● Exercise directions:
In the entries that follow, find every line containing "emoji" and copy it.

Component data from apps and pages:

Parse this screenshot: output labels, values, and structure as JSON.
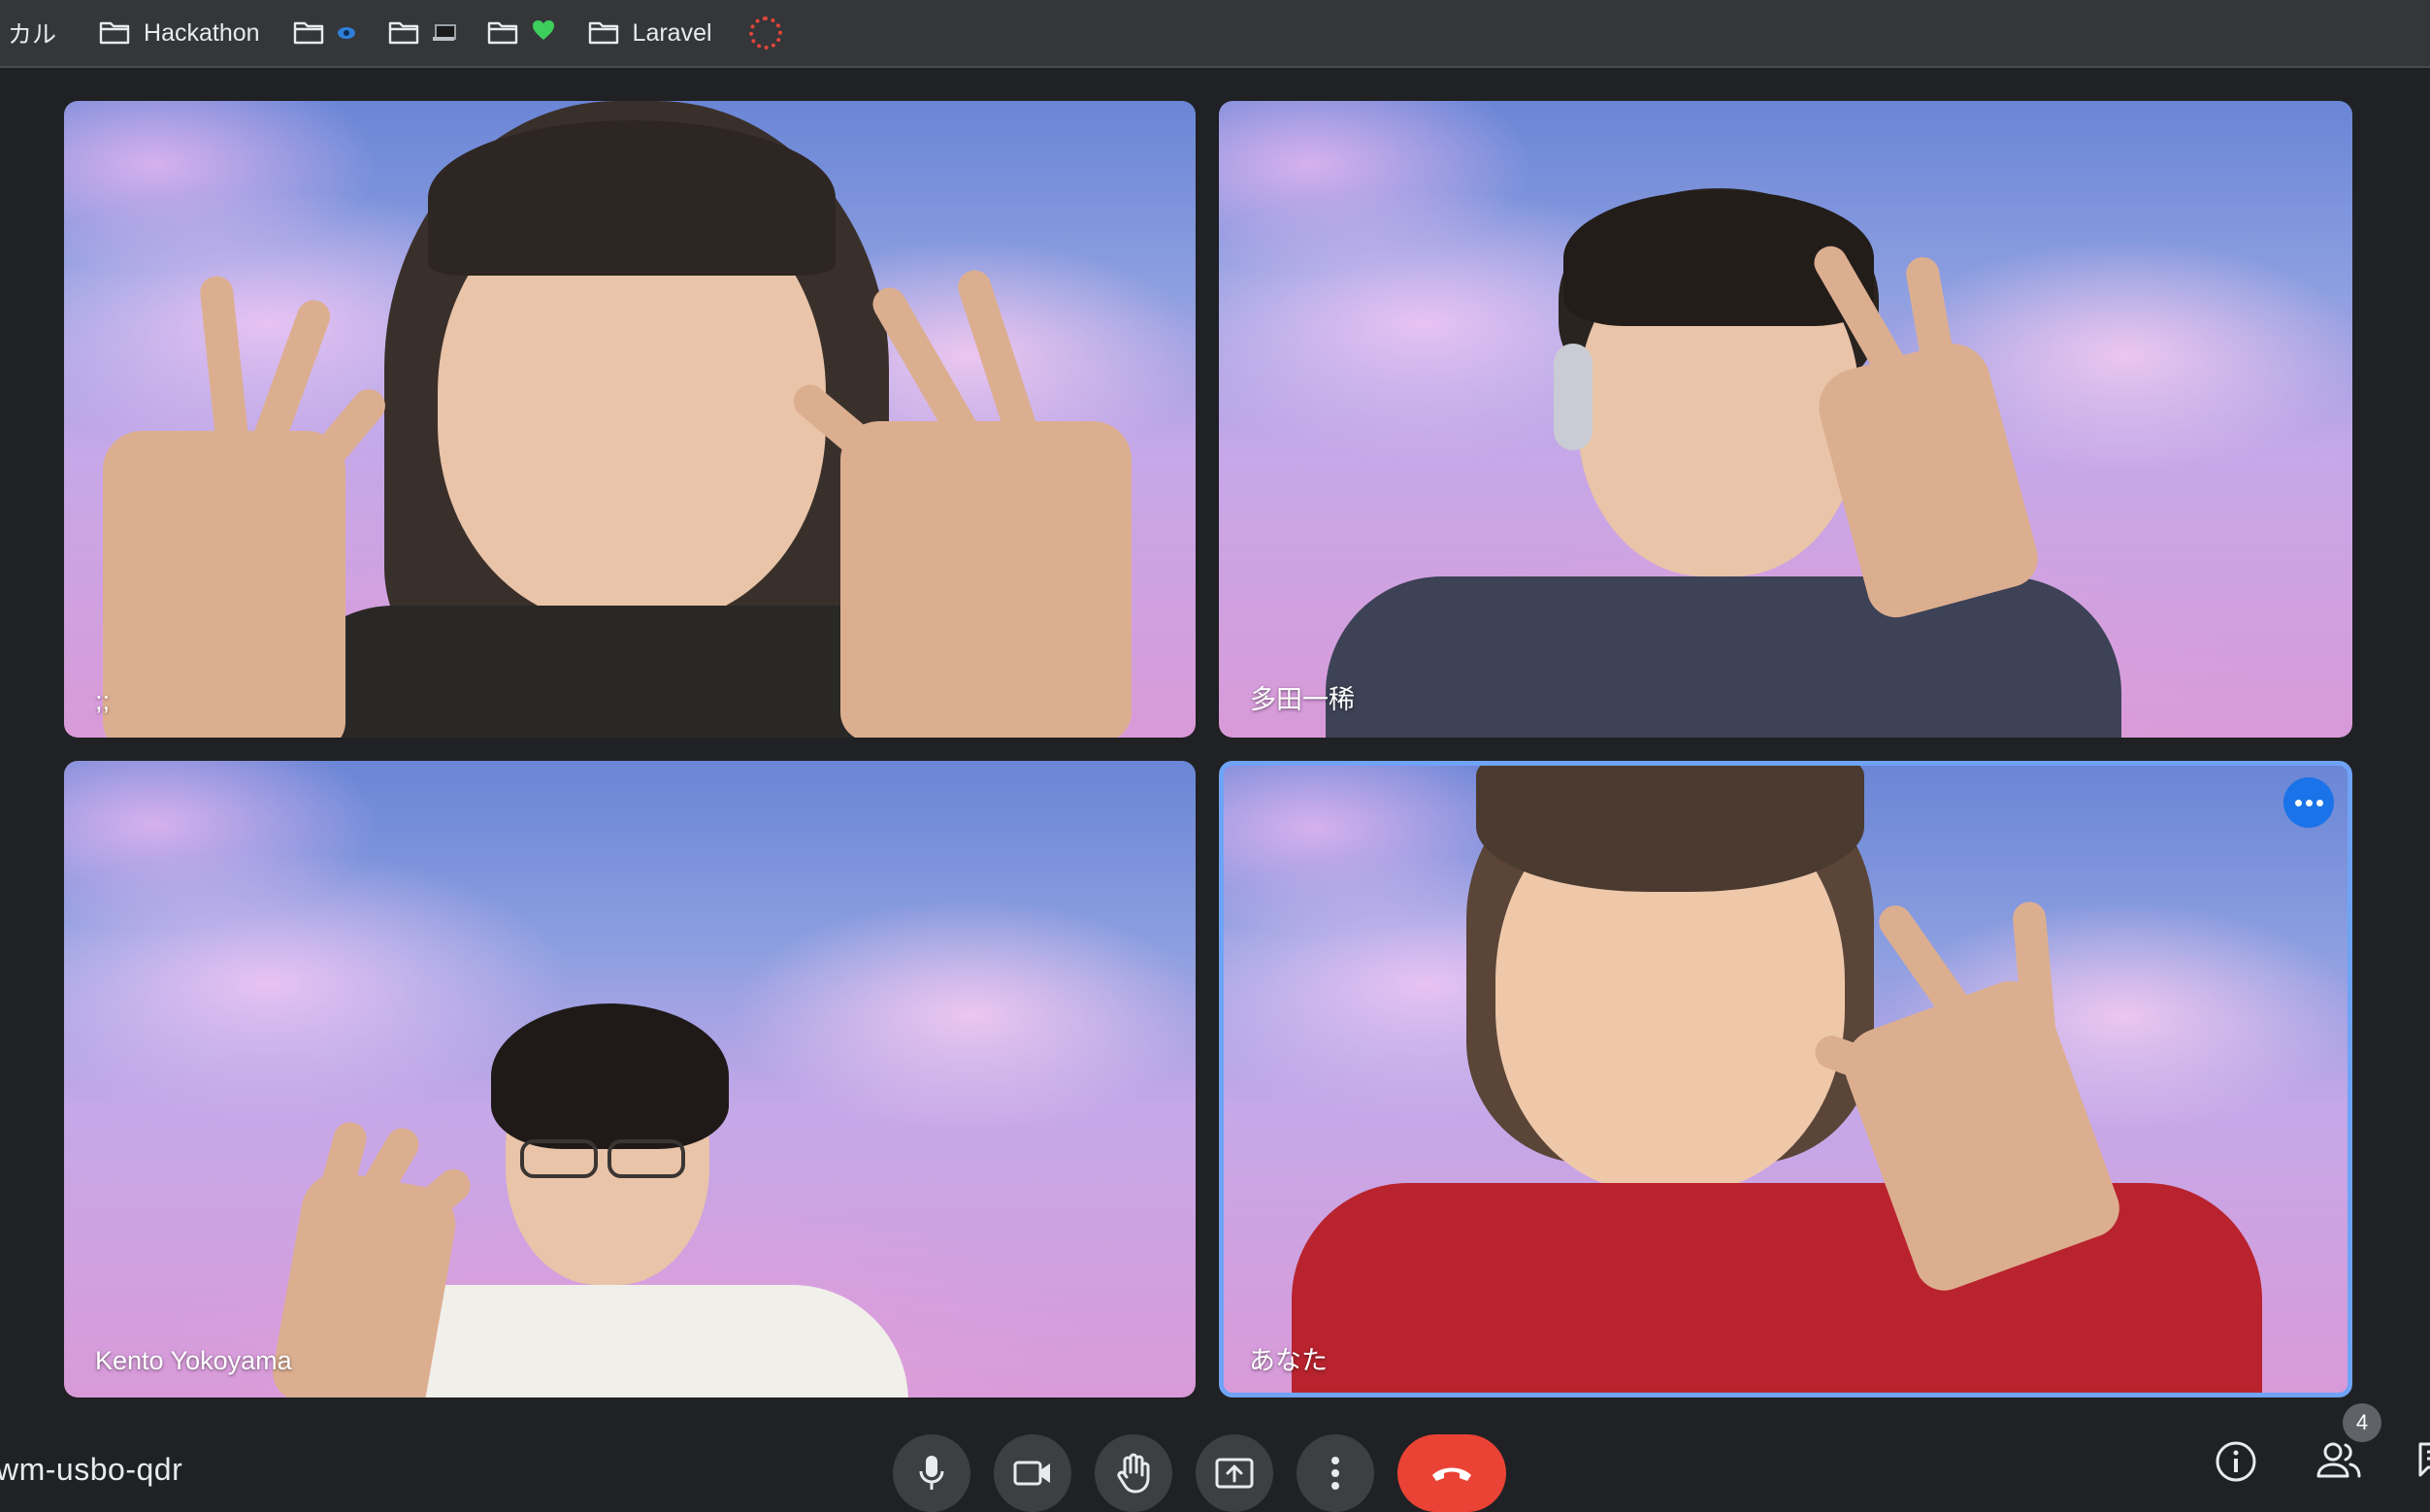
{
  "bookmarks": {
    "partial_label": "カル",
    "items": [
      {
        "label": "Hackathon",
        "icon": "folder-icon"
      },
      {
        "label": "",
        "icon": "folder-icon",
        "emoji": "eye-emoji"
      },
      {
        "label": "",
        "icon": "folder-icon",
        "emoji": "laptop-emoji"
      },
      {
        "label": "",
        "icon": "folder-icon",
        "emoji": "green-heart-emoji"
      },
      {
        "label": "Laravel",
        "icon": "folder-icon"
      }
    ],
    "favicon": "red-dotted-circle-favicon"
  },
  "participants": [
    {
      "name": ";;",
      "active": false
    },
    {
      "name": "多田一稀",
      "active": false
    },
    {
      "name": "Kento Yokoyama",
      "active": false
    },
    {
      "name": "あなた",
      "active": true
    }
  ],
  "meeting": {
    "code": "wm-usbo-qdr"
  },
  "controls": {
    "buttons": [
      "mic-icon",
      "camera-icon",
      "raise-hand-icon",
      "present-screen-icon",
      "more-options-icon",
      "hang-up-icon"
    ]
  },
  "right_tools": {
    "info_icon": "info-icon",
    "people_icon": "people-icon",
    "people_count": "4",
    "chat_icon": "chat-icon"
  },
  "colors": {
    "background": "#202124",
    "active_border": "#6fa3f5",
    "hangup": "#ea4335",
    "control_button": "#3c4043",
    "more_button": "#1a73e8"
  }
}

● Solution to the problem:
        "emoji": "eye-emoji"
        "emoji": "laptop-emoji"
        "emoji": "green-heart-emoji"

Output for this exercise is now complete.